Seattle isn't always the enlightened city it's supposed to be. A case in point, according to a report released March 3 by the Northwest Federation of Community Organizations, is the economic and racial divide that exists in the city's health profile and its citizens' access to hospital care.
The report, entitled "Equal Treatment? Seattle Hospitals Put to the Test," is based on Public Health data and a survey of 200 residents in lower-income areas of Seattle, along with 77 phone calls and 24 visits made to six hospitals by "site testers." The results point to striking differences between those who live in Seattle's south and north ends.
In lower-income Southeast Seattle, for instance, where there are more people of color, more infants under the age of 1 die each year -- an average of six per 1,000 births compared with less than one in largely white, middle-class North Seattle. The Southeast residents also have twice the number of asthma hospitalizations, the report says, and a five-year shorter life expectancy at age 50.
In seeking hospital care, Southeast residents, in particular, have further to go -- 7.2 miles to the nearest hospital versus one mile for a north-end resident -- and, if they don't have insurance or speak English, their only real choice is the county's public hospital, Harborview Medical Center, which provides the trained interpreters required by federal law, along with the lion's share of Seattle's charity and Medicaid care for the poor. Virginia Mason Medical Center rated the lowest in charity care, providing less than 1 percent of its gross revenue in charity care compared with 12.6 percent for Harborview.

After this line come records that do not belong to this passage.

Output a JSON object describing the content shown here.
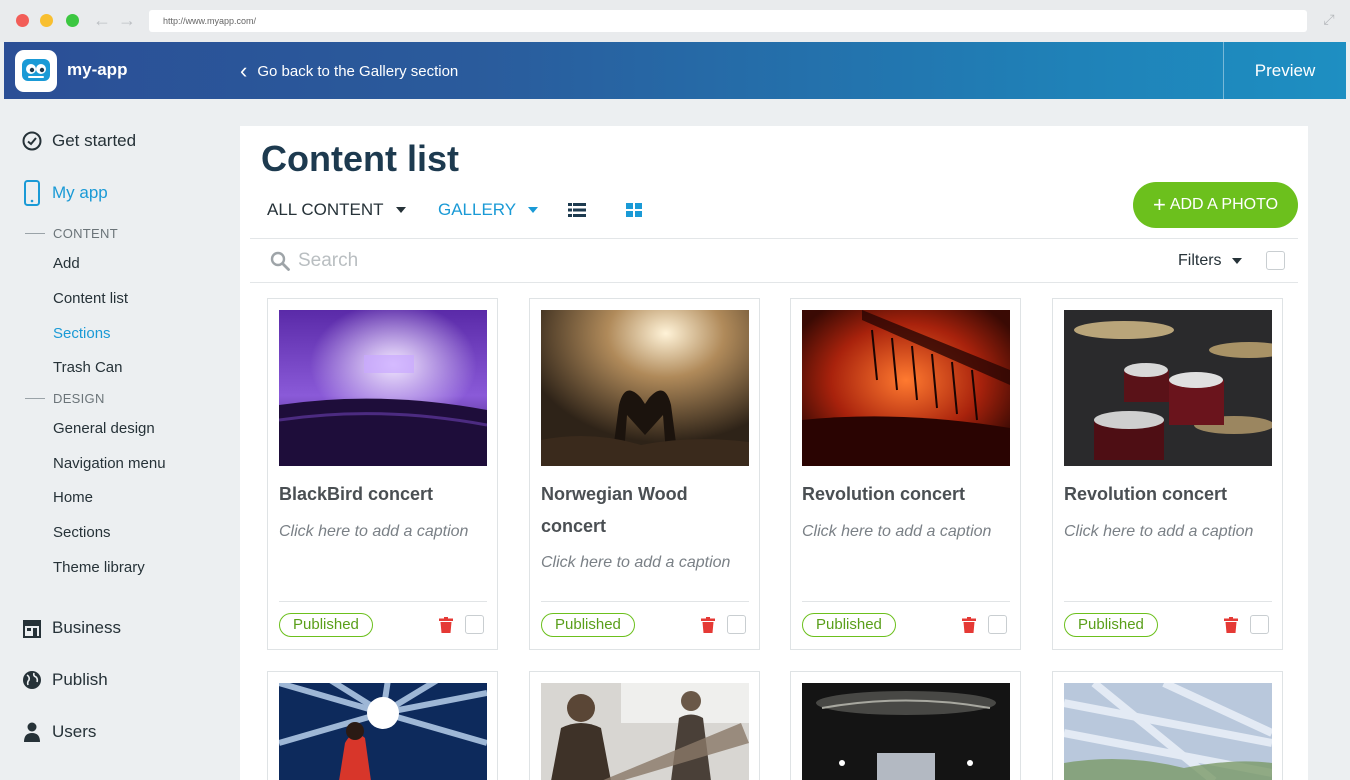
{
  "browser": {
    "url": "http://www.myapp.com/"
  },
  "header": {
    "app_name": "my-app",
    "back_label": "Go back to the Gallery section",
    "preview_label": "Preview"
  },
  "sidebar": {
    "main": [
      {
        "label": "Get started",
        "icon": "check-circle-icon"
      },
      {
        "label": "My app",
        "icon": "phone-icon",
        "active": true
      },
      {
        "label": "Business",
        "icon": "store-icon"
      },
      {
        "label": "Publish",
        "icon": "globe-icon"
      },
      {
        "label": "Users",
        "icon": "user-icon"
      }
    ],
    "content_section": "CONTENT",
    "content_items": [
      "Add",
      "Content list",
      "Sections",
      "Trash Can"
    ],
    "design_section": "DESIGN",
    "design_items": [
      "General design",
      "Navigation menu",
      "Home",
      "Sections",
      "Theme library"
    ]
  },
  "main": {
    "title": "Content list",
    "filter_all": "ALL CONTENT",
    "filter_gallery": "GALLERY",
    "add_photo": "ADD A PHOTO",
    "search_placeholder": "Search",
    "filters_label": "Filters",
    "cards": [
      {
        "title": "BlackBird concert",
        "caption": "Click here to add a caption",
        "status": "Published"
      },
      {
        "title": "Norwegian Wood concert",
        "caption": "Click here to add a caption",
        "status": "Published"
      },
      {
        "title": "Revolution concert",
        "caption": "Click here to add a caption",
        "status": "Published"
      },
      {
        "title": "Revolution concert",
        "caption": "Click here to add a caption",
        "status": "Published"
      }
    ]
  },
  "colors": {
    "accent": "#1a9ad6",
    "green": "#6cc01d",
    "trash": "#e53935",
    "title": "#1d3a4f"
  }
}
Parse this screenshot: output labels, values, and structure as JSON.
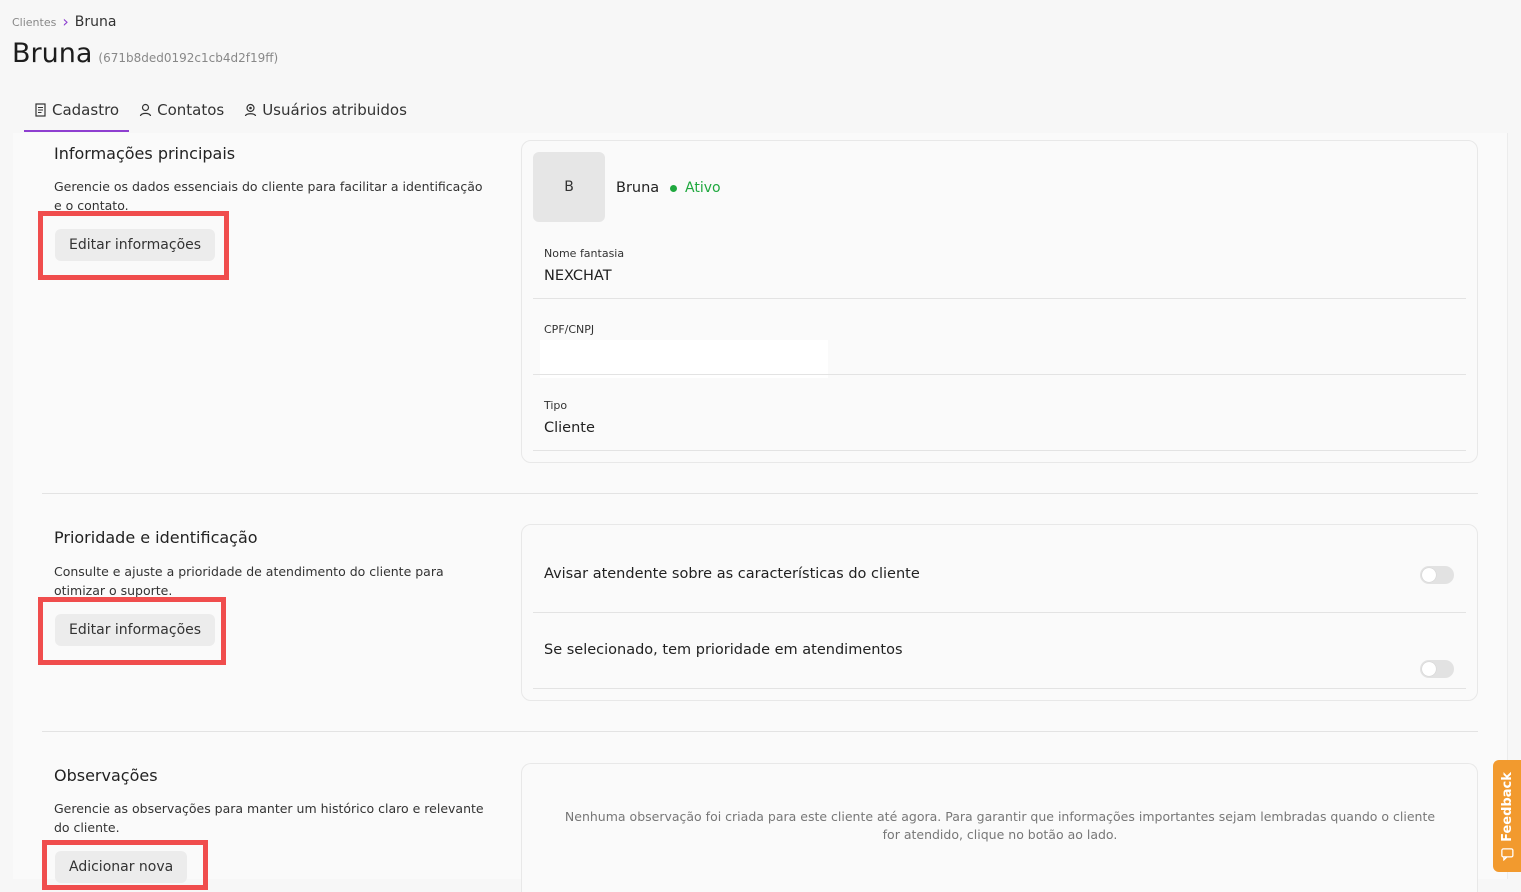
{
  "breadcrumb": {
    "root": "Clientes",
    "current": "Bruna"
  },
  "page": {
    "title": "Bruna",
    "id": "(671b8ded0192c1cb4d2f19ff)"
  },
  "tabs": [
    {
      "label": "Cadastro",
      "icon": "document-icon",
      "active": true
    },
    {
      "label": "Contatos",
      "icon": "user-icon",
      "active": false
    },
    {
      "label": "Usuários atribuidos",
      "icon": "user-badge-icon",
      "active": false
    }
  ],
  "main_info": {
    "title": "Informações principais",
    "description": "Gerencie os dados essenciais do cliente para facilitar a identificação e o contato.",
    "button": "Editar informações",
    "avatar_letter": "B",
    "name": "Bruna",
    "status": "Ativo",
    "fields": [
      {
        "label": "Nome fantasia",
        "value": "NEXCHAT"
      },
      {
        "label": "CPF/CNPJ",
        "value": ""
      },
      {
        "label": "Tipo",
        "value": "Cliente"
      }
    ]
  },
  "priority": {
    "title": "Prioridade e identificação",
    "description": "Consulte e ajuste a prioridade de atendimento do cliente para otimizar o suporte.",
    "button": "Editar informações",
    "options": [
      {
        "label": "Avisar atendente sobre as características do cliente",
        "enabled": false
      },
      {
        "label": "Se selecionado, tem prioridade em atendimentos",
        "enabled": false
      }
    ]
  },
  "notes": {
    "title": "Observações",
    "description": "Gerencie as observações para manter um histórico claro e relevante do cliente.",
    "button": "Adicionar nova",
    "empty_message": "Nenhuma observação foi criada para este cliente até agora. Para garantir que informações importantes sejam lembradas quando o cliente for atendido, clique no botão ao lado."
  },
  "feedback_label": "Feedback",
  "colors": {
    "accent": "#8e3fd0",
    "active": "#1fa83e",
    "highlight": "#f04d4d",
    "feedback": "#f29a2e"
  }
}
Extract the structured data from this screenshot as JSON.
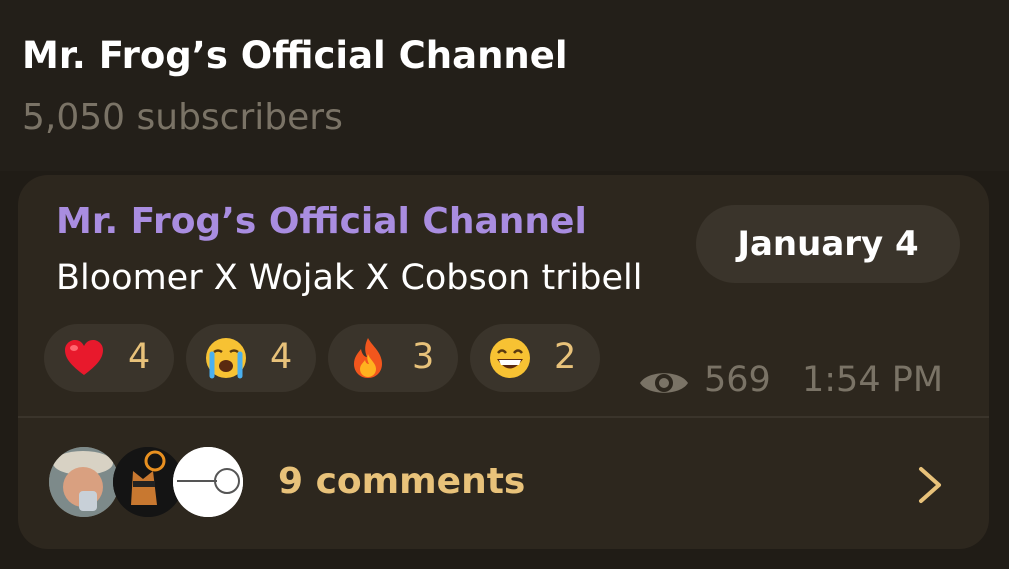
{
  "channel": {
    "title": "Mr. Frog’s Official Channel",
    "subscribers": "5,050 subscribers"
  },
  "post": {
    "author": "Mr. Frog’s Official Channel",
    "text": "Bloomer X Wojak X Cobson tribell",
    "date_badge": "January 4",
    "reactions": [
      {
        "icon": "red-heart-icon",
        "count": "4"
      },
      {
        "icon": "crying-face-icon",
        "count": "4"
      },
      {
        "icon": "fire-icon",
        "count": "3"
      },
      {
        "icon": "grinning-face-icon",
        "count": "2"
      }
    ],
    "views": "569",
    "time": "1:54 PM",
    "comments_label": "9 comments",
    "commenter_avatars": [
      "avatar-1",
      "avatar-2",
      "avatar-3"
    ]
  },
  "colors": {
    "background": "#201c16",
    "bubble": "#2d271e",
    "author_accent": "#a98de0",
    "reaction_count": "#e8c27a",
    "muted_text": "#7a7366"
  }
}
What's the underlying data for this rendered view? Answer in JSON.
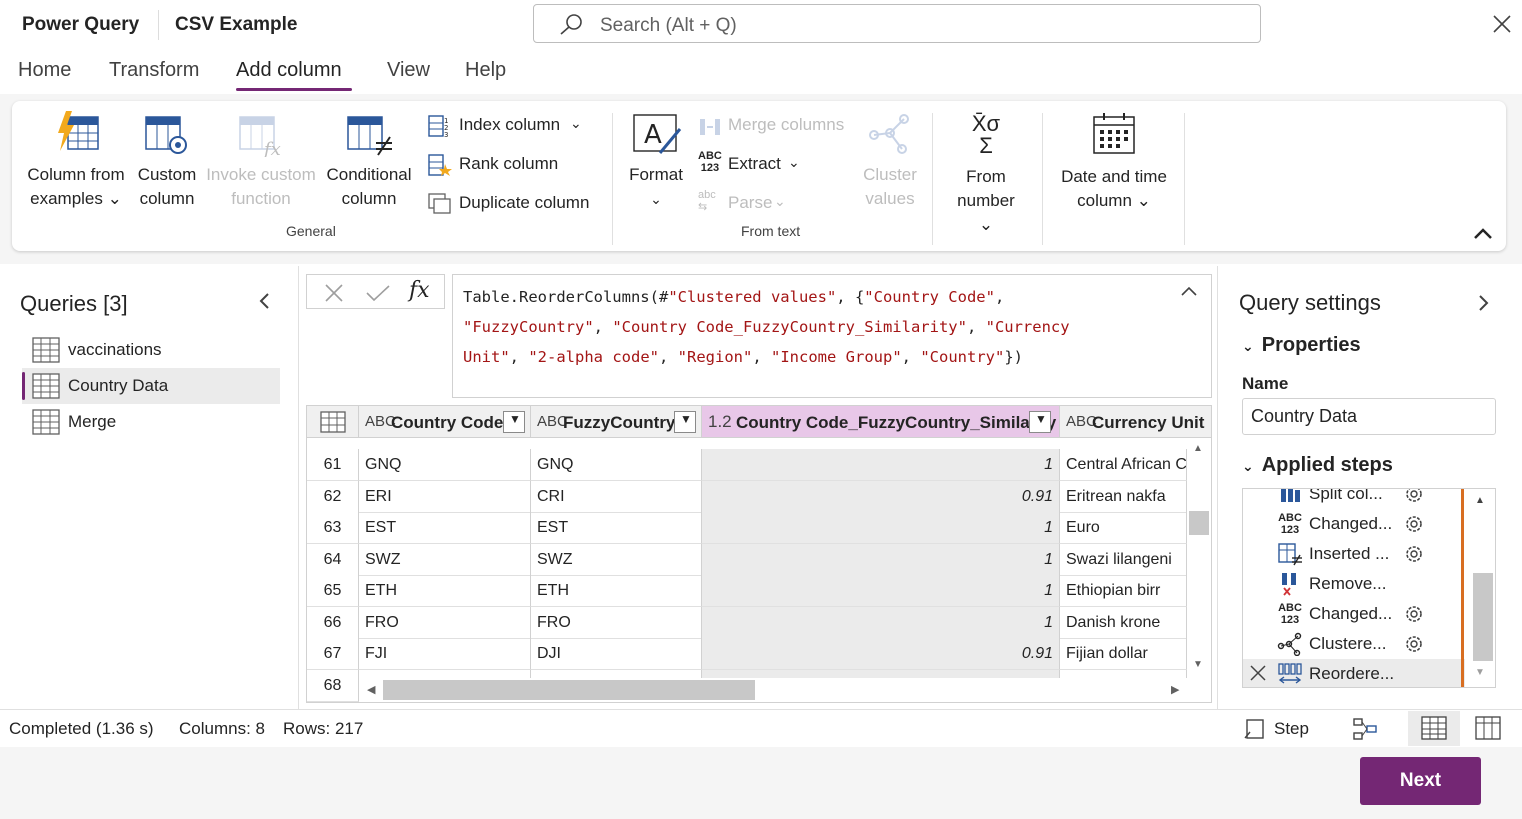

Swedish rated high for providing interpreters and financial assistance forms in Spanish, but when one site tester called the hospital's Cherry Hill campus in Spanish, the receptionist hung up -- a common occurrence, the report says, along with being put on hold endlessly.